John G. Anderson, James N. Brune, Abdolrasool Anooshehpoor, & Shean-Der Ni

Published November 10, 2000, SCEC Contribution #532

The strong motion data from the Izmit, Turkey, and Chi-Chi, Taiwan earthquakes, have pointed out uncertainties in current strong motion attenuation curves for large earthquakes. Although the near-source strong motion data from these two well-recorded large earthquakes were well below the estimated values by the ground motion models, they were consistent with constraints estimated from precarious rock methodology. This discrepancy could be a result of inadequate ground motion data for large earthquakes and possible flaws with a number of statistical parameter assumptions that were necessary for extrapolation from existing database, which is dominated by small earthquake data. This review article discusses several important issues that have the potential to cause major impact on seismic hazard analysis. They are: (1) partitioning of uncertainties into aleatory and epistemic contributions, (2) quantification of seismic rock observations and use of the data to constrain and improve ground motion models, (3) continue to deploy strong motion instruments near major faults since only more strong motion data will definitively resolve the issues of what is normal behavior, and (4) understand through modeling and observations the physical phenomena that affect strong motion including the effect of total fault offset, surface rupture, and type of faulting.
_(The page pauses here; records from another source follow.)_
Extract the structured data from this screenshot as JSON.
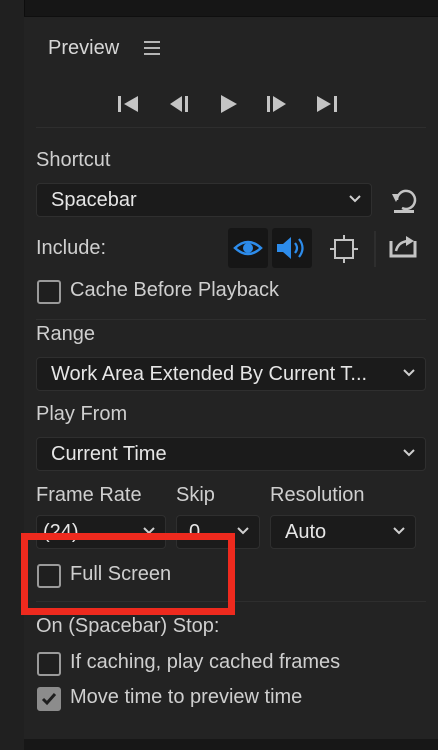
{
  "panel": {
    "title": "Preview"
  },
  "shortcut": {
    "label": "Shortcut",
    "value": "Spacebar"
  },
  "include": {
    "label": "Include:"
  },
  "cache_before_playback": {
    "label": "Cache Before Playback",
    "checked": false
  },
  "range": {
    "label": "Range",
    "value": "Work Area Extended By Current T..."
  },
  "play_from": {
    "label": "Play From",
    "value": "Current Time"
  },
  "frame_rate": {
    "label": "Frame Rate",
    "value": "(24)"
  },
  "skip": {
    "label": "Skip",
    "value": "0"
  },
  "resolution": {
    "label": "Resolution",
    "value": "Auto"
  },
  "full_screen": {
    "label": "Full Screen",
    "checked": false
  },
  "stop": {
    "label": "On (Spacebar) Stop:",
    "if_caching": {
      "label": "If caching, play cached frames",
      "checked": false
    },
    "move_time": {
      "label": "Move time to preview time",
      "checked": true
    }
  },
  "colors": {
    "accent_blue": "#2d8ceb",
    "highlight_red": "#ee2a1e",
    "panel_bg": "#232323"
  }
}
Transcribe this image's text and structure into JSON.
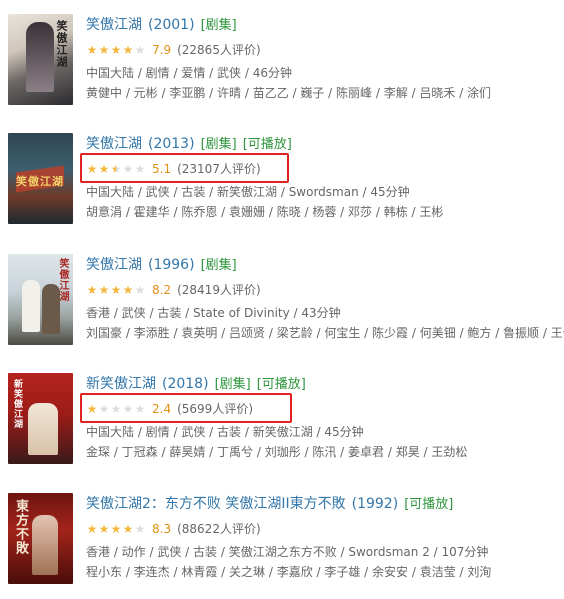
{
  "colors": {
    "link": "#3377aa",
    "tag": "#2e963d",
    "star": "#f4b73e",
    "score": "#e09015",
    "highlight": "#e02424"
  },
  "items": [
    {
      "title": "笑傲江湖",
      "year": "(2001)",
      "tags": [
        "[剧集]"
      ],
      "stars": 4,
      "score": "7.9",
      "votes": "(22865人评价)",
      "meta1": "中国大陆 / 剧情 / 爱情 / 武侠 / 46分钟",
      "meta2": "黄健中 / 元彬 / 李亚鹏 / 许晴 / 苗乙乙 / 巍子 / 陈丽峰 / 李解 / 吕晓禾 / 涂们",
      "poster_icon": "movie-poster-icon",
      "poster_text": "笑傲江湖"
    },
    {
      "title": "笑傲江湖",
      "year": "(2013)",
      "tags": [
        "[剧集]",
        "[可播放]"
      ],
      "stars": 2.5,
      "score": "5.1",
      "votes": "(23107人评价)",
      "meta1": "中国大陆 / 武侠 / 古装 / 新笑傲江湖 / Swordsman / 45分钟",
      "meta2": "胡意涓 / 霍建华 / 陈乔恩 / 袁姗姗 / 陈晓 / 杨蓉 / 邓莎 / 韩栋 / 王彬",
      "poster_icon": "movie-poster-icon",
      "poster_text": "笑傲江湖"
    },
    {
      "title": "笑傲江湖",
      "year": "(1996)",
      "tags": [
        "[剧集]"
      ],
      "stars": 4,
      "score": "8.2",
      "votes": "(28419人评价)",
      "meta1": "香港 / 武侠 / 古装 / State of Divinity / 43分钟",
      "meta2": "刘国豪 / 李添胜 / 袁英明 / 吕颂贤 / 梁艺龄 / 何宝生 / 陈少霞 / 何美钿 / 鲍方 / 鲁振顺 / 王伟",
      "poster_icon": "movie-poster-icon",
      "poster_text": "笑傲江湖"
    },
    {
      "title": "新笑傲江湖",
      "year": "(2018)",
      "tags": [
        "[剧集]",
        "[可播放]"
      ],
      "stars": 1,
      "score": "2.4",
      "votes": "(5699人评价)",
      "meta1": "中国大陆 / 剧情 / 武侠 / 古装 / 新笑傲江湖 / 45分钟",
      "meta2": "金琛 / 丁冠森 / 薛昊婧 / 丁禹兮 / 刘珈彤 / 陈汛 / 姜卓君 / 郑昊 / 王劲松",
      "poster_icon": "movie-poster-icon",
      "poster_text": "新笑傲江湖"
    },
    {
      "title": "笑傲江湖2：东方不败 笑傲江湖II東方不敗",
      "year": "(1992)",
      "tags": [
        "[可播放]"
      ],
      "stars": 4,
      "score": "8.3",
      "votes": "(88622人评价)",
      "meta1": "香港 / 动作 / 武侠 / 古装 / 笑傲江湖之东方不败 / Swordsman 2 / 107分钟",
      "meta2": "程小东 / 李连杰 / 林青霞 / 关之琳 / 李嘉欣 / 李子雄 / 余安安 / 袁洁莹 / 刘洵",
      "poster_icon": "movie-poster-icon",
      "poster_text": "東方不敗"
    }
  ]
}
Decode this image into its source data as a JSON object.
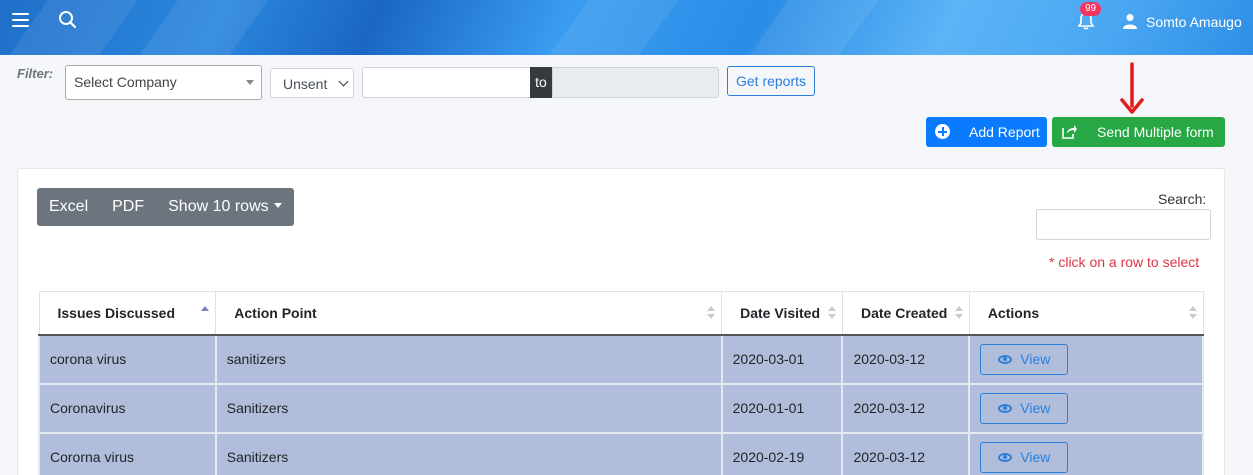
{
  "header": {
    "notification_count": "99",
    "user_name": "Somto Amaugo"
  },
  "filter": {
    "label": "Filter:",
    "company_select": "Select Company",
    "status_select": "Unsent",
    "date_separator": "to",
    "get_reports_label": "Get reports"
  },
  "actions": {
    "add_report_label": "Add Report",
    "send_multiple_label": "Send Multiple form"
  },
  "datatable": {
    "buttons": [
      "Excel",
      "PDF",
      "Show 10 rows"
    ],
    "search_label": "Search:",
    "hint": "* click on a row to select",
    "columns": [
      "Issues Discussed",
      "Action Point",
      "Date Visited",
      "Date Created",
      "Actions"
    ],
    "rows": [
      {
        "issue": "corona virus",
        "action_point": "sanitizers",
        "date_visited": "2020-03-01",
        "date_created": "2020-03-12",
        "action_label": "View"
      },
      {
        "issue": "Coronavirus",
        "action_point": "Sanitizers",
        "date_visited": "2020-01-01",
        "date_created": "2020-03-12",
        "action_label": "View"
      },
      {
        "issue": "Cororna virus",
        "action_point": "Sanitizers",
        "date_visited": "2020-02-19",
        "date_created": "2020-03-12",
        "action_label": "View"
      }
    ]
  },
  "colors": {
    "primary": "#0a7bff",
    "success": "#28a745",
    "selected_row": "#b1bedb",
    "danger": "#dc3545"
  }
}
Anderson, J. G., Brune, J. N., Anooshehpoor, A., & Ni, S. (2000). New Ground Motion Data and Concepts in Seismic Hazard Analysis. Current Science, 79(9), 1278-1290.